When at school the next day, Josie received another creepy gift: a portrait of her with the caption “IF I CAN’T HAVE YOU NO ONE CAN” and a pig’s heart in a box. Pretty sweet if you ask me, but Josie didn’t take it well. The evidence pointed to an angry Chuck being the harasser at first. This segment did some convincing work at implying the janitor, Mr. Svenson, was the culprit. That answer would’ve satisfied if it wasn’t revealed at the last minute that Cheryl herself was the one leaving the gifts. Why? Well I don’t think it’s because Cheryl has gone insane and fallen in love with Josie, simply because neither of those things were really set up before. What would make more sense and has more evidence is Cheryl stealing Josie away from the Pussycats or for some reason hindering her musical success. By creating more stress, Josie’s vocal chords swelled up and kept her from singing. Now why would Cheryl want that? I don’t know, maybe she fell in love with Josie and went crazy. I assume the real reason is yet to be revealed.

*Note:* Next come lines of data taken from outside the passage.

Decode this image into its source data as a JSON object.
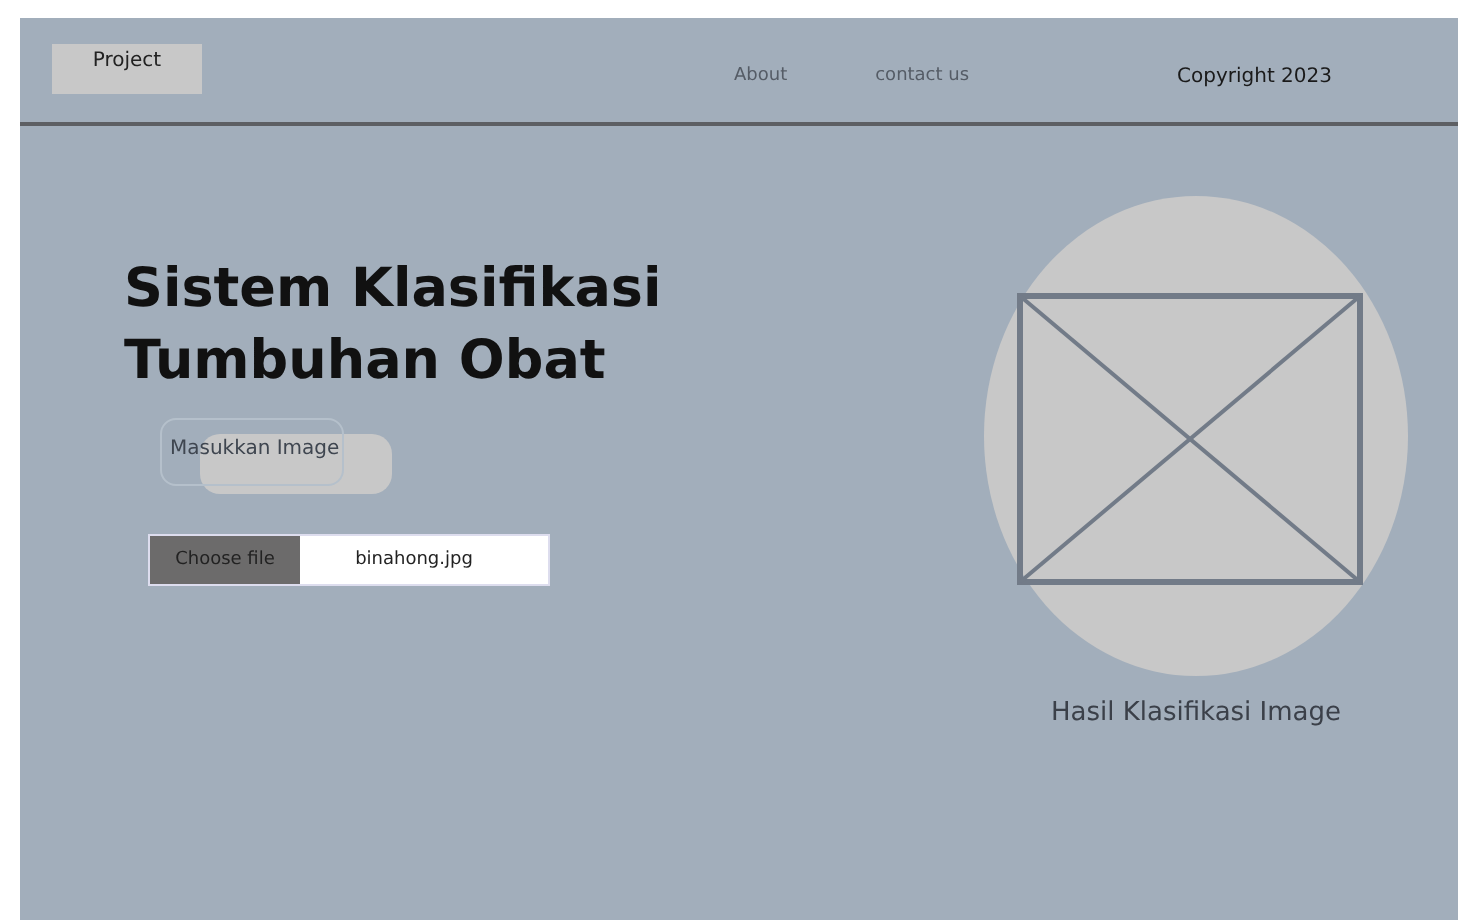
{
  "header": {
    "brand": "Project",
    "nav": [
      "About",
      "contact us"
    ],
    "copyright": "Copyright 2023"
  },
  "title": "Sistem Klasifikasi Tumbuhan Obat",
  "upload": {
    "label": "Masukkan Image",
    "button": "Choose file",
    "value": "binahong.jpg"
  },
  "result": {
    "caption": "Hasil Klasifikasi Image"
  }
}
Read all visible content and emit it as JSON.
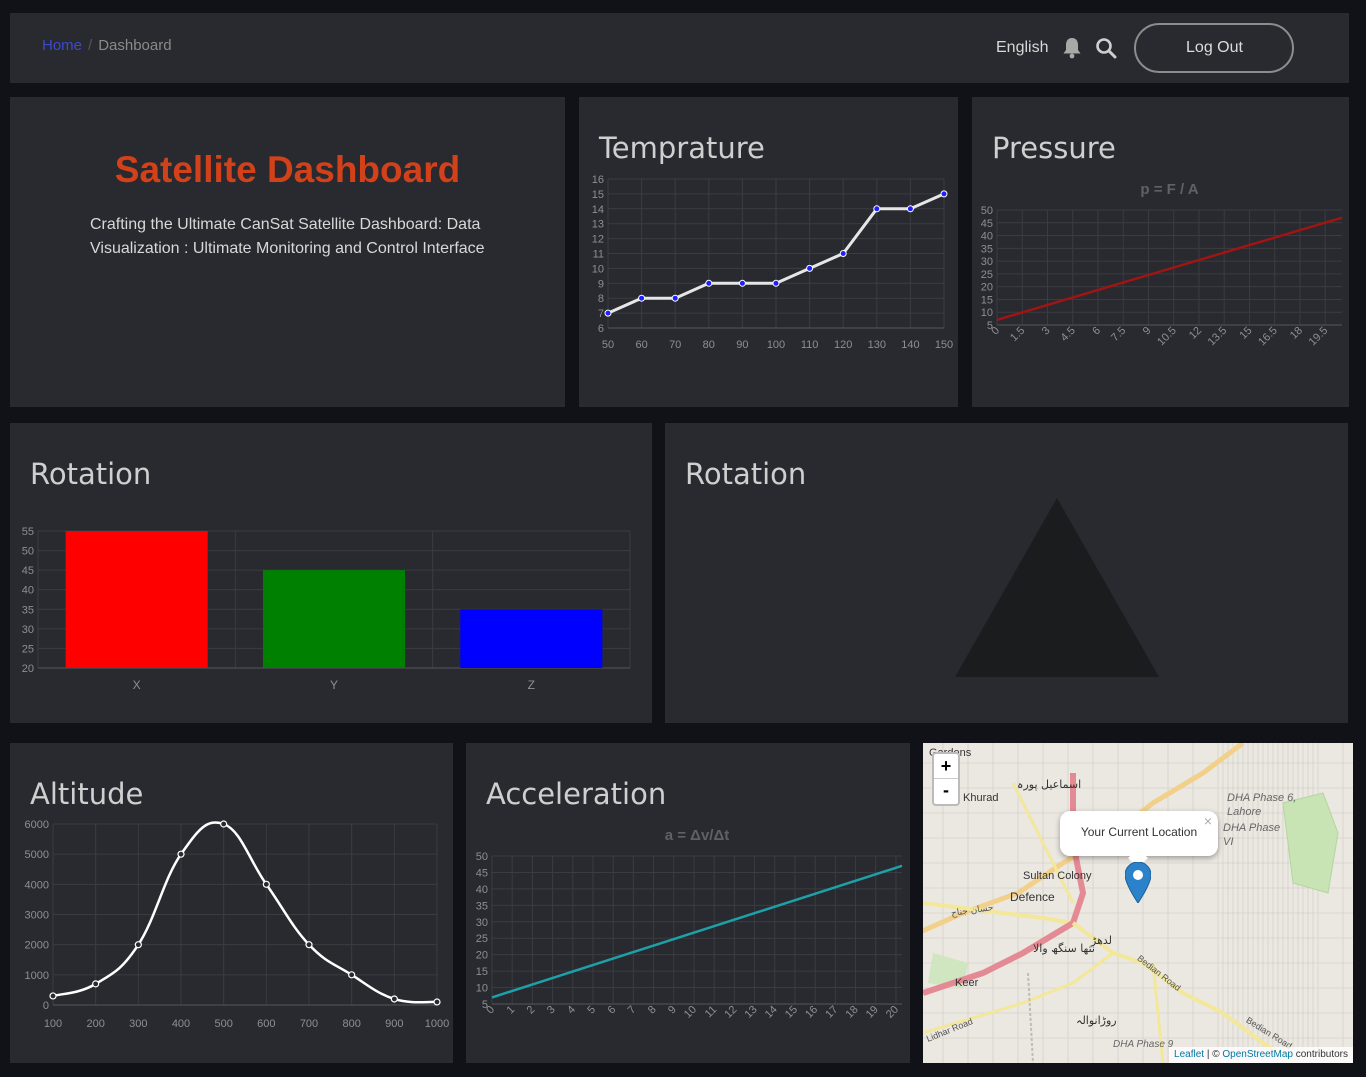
{
  "nav": {
    "breadcrumb_home": "Home",
    "breadcrumb_sep": "/",
    "breadcrumb_current": "Dashboard",
    "language": "English",
    "logout_label": "Log Out",
    "icons": [
      "bell-icon",
      "search-icon"
    ]
  },
  "hero": {
    "title": "Satellite Dashboard",
    "subtitle": "Crafting the Ultimate CanSat Satellite Dashboard: Data Visualization : Ultimate Monitoring and Control Interface",
    "title_color": "#d2411a"
  },
  "cards": {
    "temperature": "Temprature",
    "pressure": "Pressure",
    "rotation_bar": "Rotation",
    "rotation_3d": "Rotation",
    "altitude": "Altitude",
    "acceleration": "Acceleration"
  },
  "map": {
    "popup": "Your Current Location",
    "popup_close": "×",
    "zoom_in": "+",
    "zoom_out": "-",
    "attrib_leaflet": "Leaflet",
    "attrib_sep": " | © ",
    "attrib_osm": "OpenStreetMap",
    "attrib_tail": " contributors",
    "labels": [
      "Gardens",
      "Khurad",
      "اسماعیل پورہ",
      "DHA Phase 6, Lahore",
      "DHA Phase VI",
      "Sultan Colony",
      "Defence",
      "لدھڑ",
      "نتھا سنگھ والا",
      "Keer",
      "روڑانوالہ",
      "DHA Phase 9",
      "Bedian Road",
      "Bedian Road",
      "Lidhar Road",
      "حسان جناح"
    ]
  },
  "chart_data": [
    {
      "id": "temperature",
      "type": "line",
      "x": [
        50,
        60,
        70,
        80,
        90,
        100,
        110,
        120,
        130,
        140,
        150
      ],
      "values": [
        7,
        8,
        8,
        9,
        9,
        9,
        10,
        11,
        14,
        14,
        15
      ],
      "ylim": [
        6,
        16
      ],
      "yticks": [
        6,
        7,
        8,
        9,
        10,
        11,
        12,
        13,
        14,
        15,
        16
      ],
      "line_color": "#e6e6e6",
      "point_color": "#2020ff",
      "grid": true
    },
    {
      "id": "pressure",
      "type": "line",
      "title": "p = F / A",
      "x": [
        0,
        1.5,
        3,
        4.5,
        6,
        7.5,
        9,
        10.5,
        12,
        13.5,
        15,
        16.5,
        18,
        19.5
      ],
      "x_end": 20.5,
      "y_start": 7,
      "y_end": 47,
      "ylim": [
        5,
        50
      ],
      "yticks": [
        5,
        10,
        15,
        20,
        25,
        30,
        35,
        40,
        45,
        50
      ],
      "line_color": "#a01414",
      "grid": true
    },
    {
      "id": "rotation",
      "type": "bar",
      "categories": [
        "X",
        "Y",
        "Z"
      ],
      "values": [
        55,
        45,
        35
      ],
      "colors": [
        "#ff0000",
        "#008000",
        "#0000ff"
      ],
      "ylim": [
        20,
        55
      ],
      "yticks": [
        20,
        25,
        30,
        35,
        40,
        45,
        50,
        55
      ],
      "grid": true
    },
    {
      "id": "altitude",
      "type": "line",
      "x": [
        100,
        200,
        300,
        400,
        500,
        600,
        700,
        800,
        900,
        1000
      ],
      "values": [
        300,
        700,
        2000,
        5000,
        6000,
        4000,
        2000,
        1000,
        200,
        100
      ],
      "ylim": [
        0,
        6000
      ],
      "yticks": [
        0,
        1000,
        2000,
        3000,
        4000,
        5000,
        6000
      ],
      "line_color": "#ffffff",
      "grid": true
    },
    {
      "id": "acceleration",
      "type": "line",
      "title": "a = Δv/Δt",
      "x": [
        0,
        1,
        2,
        3,
        4,
        5,
        6,
        7,
        8,
        9,
        10,
        11,
        12,
        13,
        14,
        15,
        16,
        17,
        18,
        19,
        20
      ],
      "x_end": 20.3,
      "y_start": 7,
      "y_end": 47,
      "ylim": [
        5,
        50
      ],
      "yticks": [
        5,
        10,
        15,
        20,
        25,
        30,
        35,
        40,
        45,
        50
      ],
      "line_color": "#1ea0a8",
      "grid": true
    }
  ]
}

The final segment, focusing on Betty and Veronica, was the weakest of the three. After being surprisingly okay with leading the Black Hood to his latest victim, the very thing she wanted to avoid, Betty became convinced the Black Hood was none other than Sheriff Keller himself. I feel like Betty might consider the option, but becoming so sure so quick of such an idea felt out of character. Veronica, however, just thought Sheriff Keller might be having an affair, explaining the strange actions Betty took for murder. Veronica did some investigating by having a sleepover with Kevin, which led to her discovering Keller sneaking out of the house late at night. Betty did her own investigation, the slightly more involved action of breaking and entering, where she discovered a board of images related to the Black Hood crimes and a black hood itself. Keller found her in the act and explained it was all for the investigation and not because he was the killer. This was good solid logic and Betty should have believed it. But not content, she and Veronica followed Keller on one of his late-night mystery trips. They discovered he was not killing people like Betty thought, but having an affair, as Veronica did. But this wasn’t any old affair. No, he was sleeping with Mayor McCoy, Josie’s mother.
As the three stories came together at the end, Pop Tate revealed to the characters, conveniently all at the diner at once, that the Black Hood called him and said they had failed his test. They had sinned, and soon the reckoning would be upon them.
While this episode’s stories claimed to be linked by the Black Hood, this was maybe the least Black Hood-centric episode this season. The only things that actually involved him happened at the very end and very beginning. And while the gimmick was fun, it never really proved itself to be necessary for the story, nor did it have a great impact on it. Not a bad episode, but not as strong as others have been, I’d rate “Tales From The Darkside” 7.9 zombie deer out of 10. Did you like the episode? Let us know at SuperBroMovies.
Riverdale airs Wednesday nights at 8 on The CW.